Page and application data records:
╔══

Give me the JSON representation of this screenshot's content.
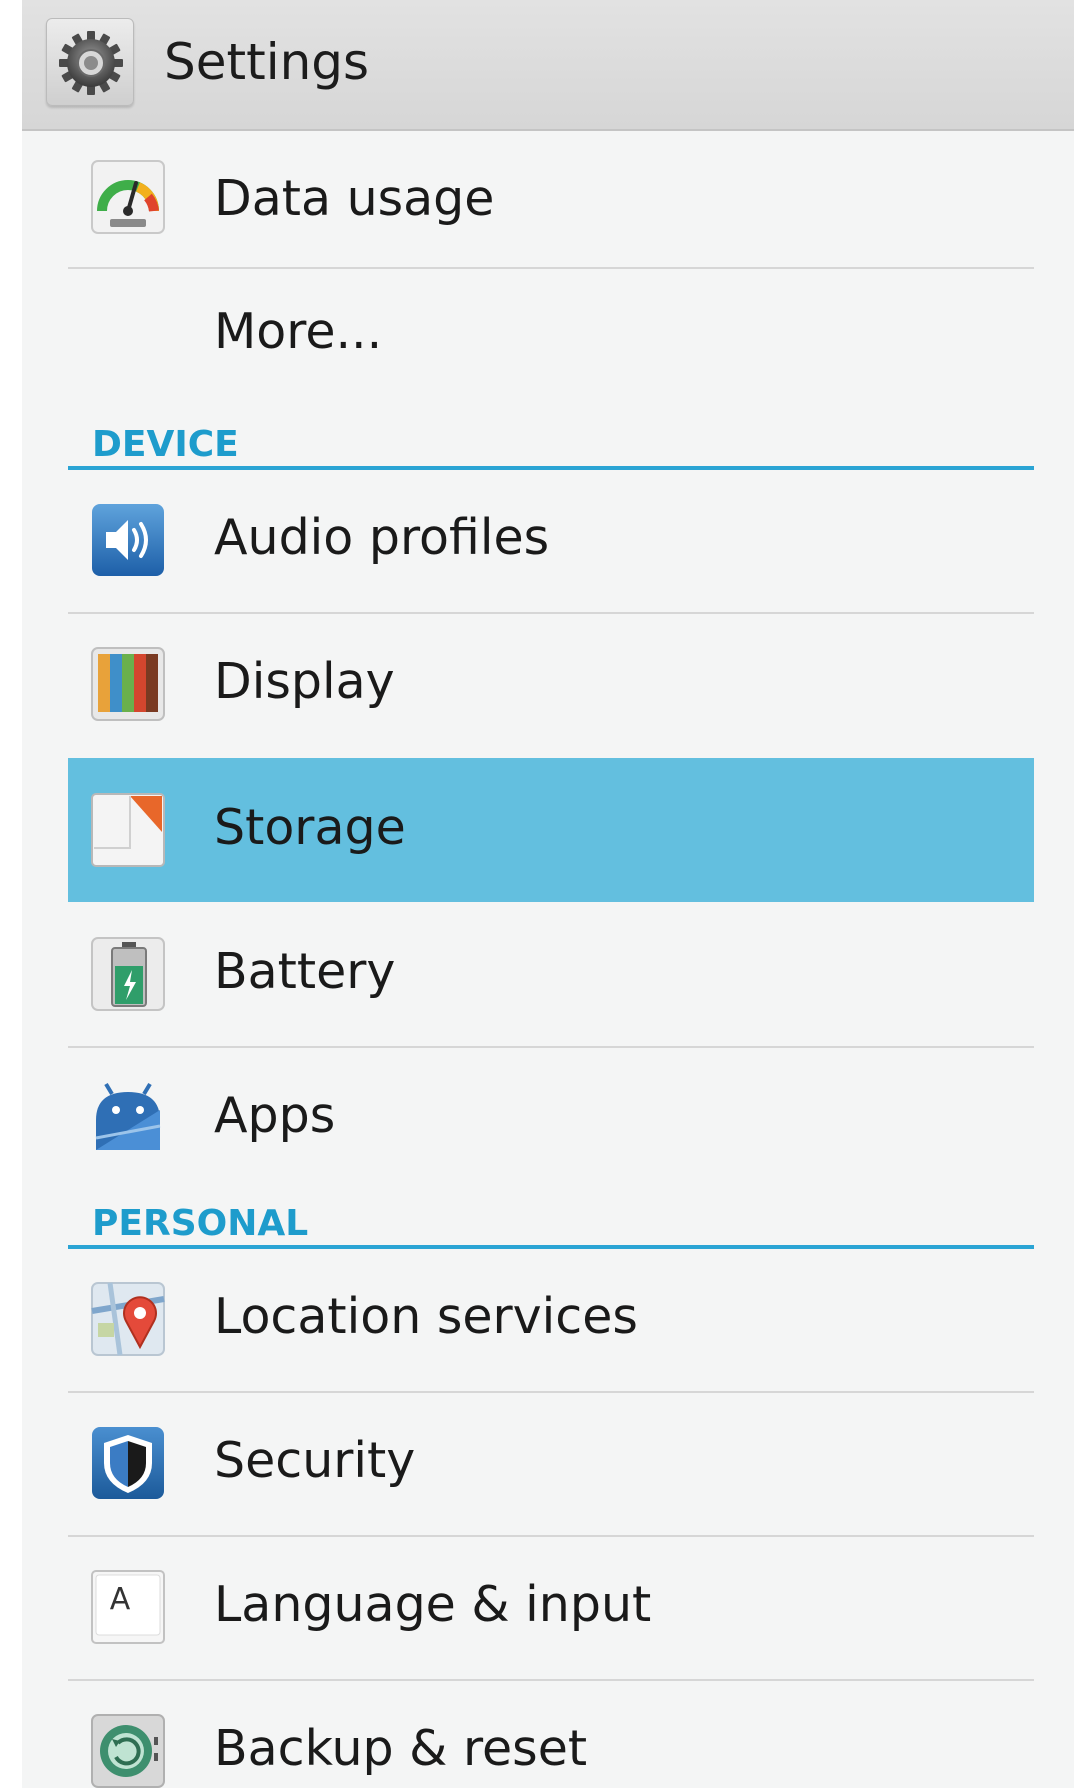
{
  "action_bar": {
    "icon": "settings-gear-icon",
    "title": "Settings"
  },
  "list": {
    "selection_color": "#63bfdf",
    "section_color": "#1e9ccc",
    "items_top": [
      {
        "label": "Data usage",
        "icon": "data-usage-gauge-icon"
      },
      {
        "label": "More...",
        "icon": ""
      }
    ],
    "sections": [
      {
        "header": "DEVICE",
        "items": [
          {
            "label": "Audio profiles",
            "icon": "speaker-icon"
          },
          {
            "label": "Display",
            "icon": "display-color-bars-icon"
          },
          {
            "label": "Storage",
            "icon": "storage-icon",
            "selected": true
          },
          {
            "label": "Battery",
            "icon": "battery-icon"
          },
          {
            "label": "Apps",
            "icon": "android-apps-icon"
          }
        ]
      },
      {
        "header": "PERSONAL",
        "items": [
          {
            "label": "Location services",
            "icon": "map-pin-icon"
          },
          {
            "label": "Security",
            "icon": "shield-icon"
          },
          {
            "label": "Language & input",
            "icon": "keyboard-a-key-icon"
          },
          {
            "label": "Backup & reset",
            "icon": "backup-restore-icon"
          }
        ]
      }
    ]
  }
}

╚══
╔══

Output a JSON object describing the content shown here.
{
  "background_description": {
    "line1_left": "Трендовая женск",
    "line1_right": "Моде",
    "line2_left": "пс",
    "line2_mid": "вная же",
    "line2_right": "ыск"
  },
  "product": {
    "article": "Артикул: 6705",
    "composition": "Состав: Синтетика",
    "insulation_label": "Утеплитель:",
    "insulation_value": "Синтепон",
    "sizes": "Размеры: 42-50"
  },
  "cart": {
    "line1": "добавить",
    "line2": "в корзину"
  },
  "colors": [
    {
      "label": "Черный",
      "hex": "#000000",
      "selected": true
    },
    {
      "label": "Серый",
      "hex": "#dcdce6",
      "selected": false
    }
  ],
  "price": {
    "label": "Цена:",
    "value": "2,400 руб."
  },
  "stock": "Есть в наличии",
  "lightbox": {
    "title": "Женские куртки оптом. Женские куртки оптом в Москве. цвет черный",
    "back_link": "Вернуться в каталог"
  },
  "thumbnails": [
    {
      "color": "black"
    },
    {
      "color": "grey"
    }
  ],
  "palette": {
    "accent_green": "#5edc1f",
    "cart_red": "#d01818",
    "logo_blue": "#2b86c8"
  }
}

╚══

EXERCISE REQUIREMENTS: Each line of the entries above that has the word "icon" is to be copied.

ANSWER TO THE PROBLEM:
    "icon": "settings-gear-icon",
        "icon": "data-usage-gauge-icon"
        "icon": ""
            "icon": "speaker-icon"
            "icon": "display-color-bars-icon"
            "icon": "storage-icon",
            "icon": "battery-icon"
            "icon": "android-apps-icon"
            "icon": "map-pin-icon"
            "icon": "shield-icon"
            "icon": "keyboard-a-key-icon"
            "icon": "backup-restore-icon"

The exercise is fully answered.